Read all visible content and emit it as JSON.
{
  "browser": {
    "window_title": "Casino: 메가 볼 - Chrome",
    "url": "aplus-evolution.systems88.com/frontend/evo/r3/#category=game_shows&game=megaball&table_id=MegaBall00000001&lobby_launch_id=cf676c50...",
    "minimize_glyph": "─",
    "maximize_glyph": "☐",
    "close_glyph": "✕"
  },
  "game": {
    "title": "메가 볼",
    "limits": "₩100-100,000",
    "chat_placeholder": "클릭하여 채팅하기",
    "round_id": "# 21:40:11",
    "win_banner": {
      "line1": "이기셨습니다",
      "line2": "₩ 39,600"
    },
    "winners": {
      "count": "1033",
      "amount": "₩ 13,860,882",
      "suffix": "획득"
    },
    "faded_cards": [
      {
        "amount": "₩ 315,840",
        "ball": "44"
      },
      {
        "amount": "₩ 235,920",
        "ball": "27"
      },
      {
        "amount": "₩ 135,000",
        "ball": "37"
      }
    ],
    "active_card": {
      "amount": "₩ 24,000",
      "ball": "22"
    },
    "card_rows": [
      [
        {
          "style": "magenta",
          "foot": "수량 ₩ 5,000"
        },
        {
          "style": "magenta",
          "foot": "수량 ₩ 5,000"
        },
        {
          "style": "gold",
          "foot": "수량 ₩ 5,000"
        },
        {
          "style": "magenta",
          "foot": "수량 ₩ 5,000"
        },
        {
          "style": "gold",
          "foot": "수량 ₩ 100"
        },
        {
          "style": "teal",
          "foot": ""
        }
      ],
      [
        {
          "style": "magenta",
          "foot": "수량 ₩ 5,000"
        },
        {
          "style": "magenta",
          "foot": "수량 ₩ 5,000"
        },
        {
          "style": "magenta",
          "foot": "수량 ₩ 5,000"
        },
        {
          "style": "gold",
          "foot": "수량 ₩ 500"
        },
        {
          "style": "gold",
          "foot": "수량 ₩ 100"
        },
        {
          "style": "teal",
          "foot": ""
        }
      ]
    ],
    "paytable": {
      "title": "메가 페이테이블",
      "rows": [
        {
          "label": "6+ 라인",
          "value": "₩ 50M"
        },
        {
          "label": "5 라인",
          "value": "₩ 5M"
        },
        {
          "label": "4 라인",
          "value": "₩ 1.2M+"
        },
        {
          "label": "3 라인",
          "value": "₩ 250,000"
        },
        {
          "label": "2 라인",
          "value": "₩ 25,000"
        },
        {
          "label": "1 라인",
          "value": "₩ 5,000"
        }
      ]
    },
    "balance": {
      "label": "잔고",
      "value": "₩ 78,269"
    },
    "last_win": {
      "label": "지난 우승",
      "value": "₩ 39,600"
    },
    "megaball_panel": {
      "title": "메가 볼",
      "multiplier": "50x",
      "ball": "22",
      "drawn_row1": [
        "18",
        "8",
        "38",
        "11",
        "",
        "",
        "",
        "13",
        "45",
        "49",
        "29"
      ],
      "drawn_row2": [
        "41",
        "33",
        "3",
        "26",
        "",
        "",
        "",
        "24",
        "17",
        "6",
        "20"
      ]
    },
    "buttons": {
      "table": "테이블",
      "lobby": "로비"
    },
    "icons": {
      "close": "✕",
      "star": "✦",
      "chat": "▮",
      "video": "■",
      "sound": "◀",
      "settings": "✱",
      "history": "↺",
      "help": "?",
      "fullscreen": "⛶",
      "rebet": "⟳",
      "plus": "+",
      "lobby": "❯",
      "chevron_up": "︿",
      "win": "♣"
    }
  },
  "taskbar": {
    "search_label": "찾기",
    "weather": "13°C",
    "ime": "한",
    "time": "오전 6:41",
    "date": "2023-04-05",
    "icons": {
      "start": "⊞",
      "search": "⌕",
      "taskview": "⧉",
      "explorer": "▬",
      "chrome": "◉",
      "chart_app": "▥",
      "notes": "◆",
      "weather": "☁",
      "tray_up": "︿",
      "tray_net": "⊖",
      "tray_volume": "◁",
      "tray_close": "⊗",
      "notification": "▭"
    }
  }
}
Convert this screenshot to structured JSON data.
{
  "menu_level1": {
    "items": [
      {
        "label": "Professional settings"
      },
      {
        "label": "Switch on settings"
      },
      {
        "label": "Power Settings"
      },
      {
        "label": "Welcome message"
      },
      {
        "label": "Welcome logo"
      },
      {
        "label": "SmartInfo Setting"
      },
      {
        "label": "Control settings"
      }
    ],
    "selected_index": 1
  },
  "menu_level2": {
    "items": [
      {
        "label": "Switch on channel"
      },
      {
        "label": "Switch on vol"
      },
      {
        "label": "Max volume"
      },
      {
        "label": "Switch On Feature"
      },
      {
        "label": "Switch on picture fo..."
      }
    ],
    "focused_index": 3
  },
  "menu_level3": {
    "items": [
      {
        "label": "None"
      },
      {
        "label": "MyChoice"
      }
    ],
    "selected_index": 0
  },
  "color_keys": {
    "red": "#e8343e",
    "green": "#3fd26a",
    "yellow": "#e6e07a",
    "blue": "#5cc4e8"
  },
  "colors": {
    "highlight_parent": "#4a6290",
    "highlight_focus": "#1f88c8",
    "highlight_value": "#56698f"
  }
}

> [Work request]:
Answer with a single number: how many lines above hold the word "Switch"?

> [Solution for this exercise]:
5